The Solar Impulse 2 has completed its round-the-globe flight without using a drop of fossil fuel.

CCTV America’s Jessica Stone reports.

Solar-powered plane completes round-the-globe trip

Solar-powered plane completes round-the-globe trip

The Solar Impulse 2 has finished its journey from Abu Dhabi, through Japan and China, all the way to the United States and Europe. People might be surprised to know that this plane is not promoting solar-powered flight, but using instead smarter energy. CCTV America's Jessica Stone reports.

Solar Impulse 2 landed in Abu Dhabi Monday the same way it took off 16 months ago — no roaring engines, no fumes, just a quiet hum.

After circling the globe, pilot Bertrand Piccard issued a challenge to the world.

“We have flown one after the other in the cockpit for 40,000 kilometers without fuel, and now the demonstration is done,” Piccard said. “It means that the rest of the world has to take it further.”

Piccard and his flying partner, Andre Borschberg, have circled the globe, gliding over the pyramids of Giza, through Chongqing, China and Silicon Valley, California, all in the interests of showing what the power of the sun can do.

“This efficiency will be required in the future,” Borschberg said. “That’s the reason why you see now NASA starting a new project to develop an electric airplane. That’s why you see Airbus who just announced yesterday that they are cancelling the development of a four-seater electric airplane because they think it’s not ambitious enough and they want to develop a 20-seat electric airplane.”

A team of 130 people guided Solar Impulse through its global journey. Each flight is a testament to technological problems they had to solve to make the plane airworthy. Piccard says heights don’t scare him. But something else does.

“What really frightens me is to live in a world that burns one million tons of oil every hour without even counting gas and coal changing climate, destroying the environment, depleting natural resources and polluting the air,” Piccard said. “That makes me really afraid.”

With a completed journey, Solar Impulse’s founders now want the world to use renewable energy solutions in everyday life.

Solar Impulse has set up the Committee for Clean Technologies to build on clean energy solutions for the future.

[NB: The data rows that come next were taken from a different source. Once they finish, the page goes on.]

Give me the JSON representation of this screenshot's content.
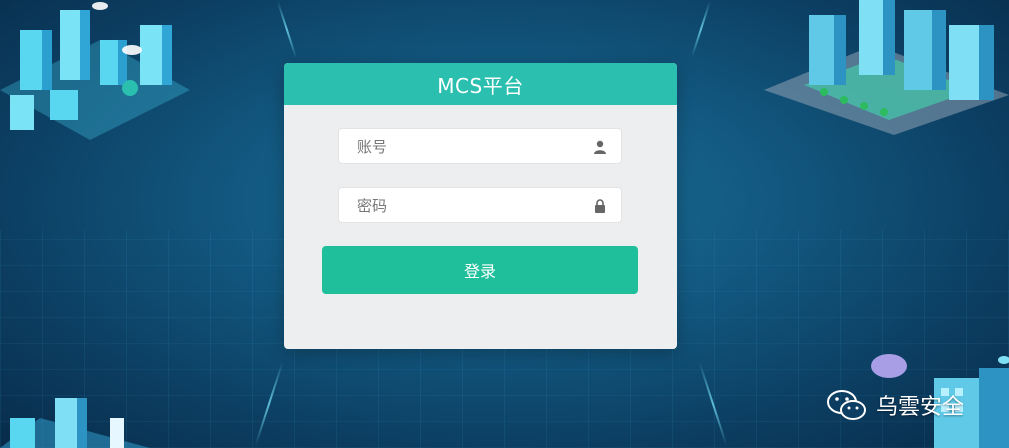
{
  "login": {
    "title": "MCS平台",
    "username_placeholder": "账号",
    "password_placeholder": "密码",
    "submit_label": "登录"
  },
  "watermark": {
    "text": "乌雲安全"
  },
  "icons": {
    "username": "user-icon",
    "password": "lock-icon"
  },
  "colors": {
    "header": "#2bbfb0",
    "button": "#1fbf9b",
    "panel": "#eceef0"
  }
}
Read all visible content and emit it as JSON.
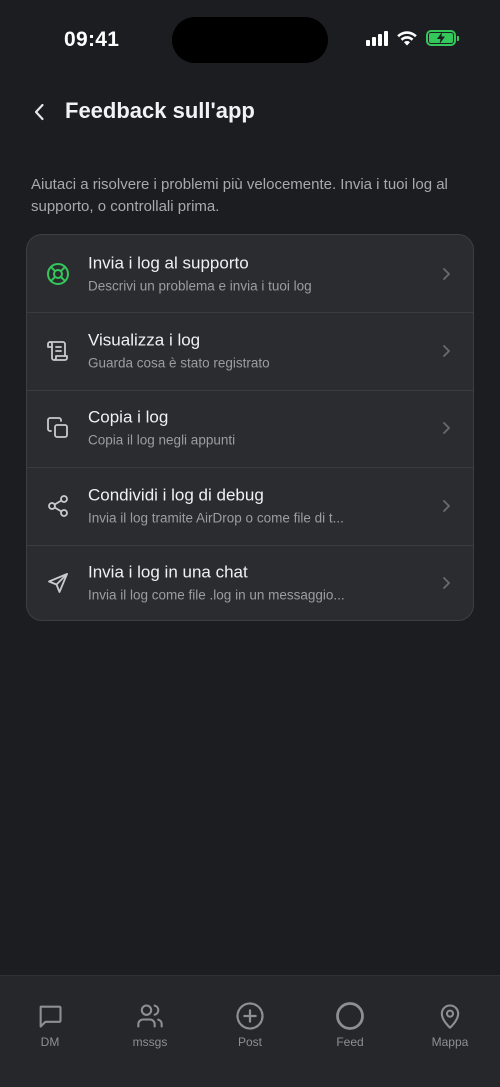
{
  "status_bar": {
    "time": "09:41"
  },
  "header": {
    "title": "Feedback sull'app"
  },
  "description": "Aiutaci a risolvere i problemi più velocemente. Invia i tuoi log al supporto, o controllali prima.",
  "colors": {
    "accent_green": "#34c759",
    "background": "#1c1d21",
    "card": "#2b2c30"
  },
  "menu": [
    {
      "icon": "lifebuoy-icon",
      "title": "Invia i log al supporto",
      "subtitle": "Descrivi un problema e invia i tuoi log"
    },
    {
      "icon": "scroll-icon",
      "title": "Visualizza i log",
      "subtitle": "Guarda cosa è stato registrato"
    },
    {
      "icon": "copy-icon",
      "title": "Copia i log",
      "subtitle": "Copia il log negli appunti"
    },
    {
      "icon": "share-icon",
      "title": "Condividi i log di debug",
      "subtitle": "Invia il log tramite AirDrop o come file di t..."
    },
    {
      "icon": "send-icon",
      "title": "Invia i log in una chat",
      "subtitle": "Invia il log come file .log in un messaggio..."
    }
  ],
  "tabs": [
    {
      "icon": "message-square-icon",
      "label": "DM"
    },
    {
      "icon": "users-icon",
      "label": "mssgs"
    },
    {
      "icon": "plus-circle-icon",
      "label": "Post"
    },
    {
      "icon": "circle-icon",
      "label": "Feed"
    },
    {
      "icon": "map-pin-icon",
      "label": "Mappa"
    }
  ]
}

According to Solar Impulse, 400 global organizations have already joined together to advise governments and corporations on how to use new clean technologies.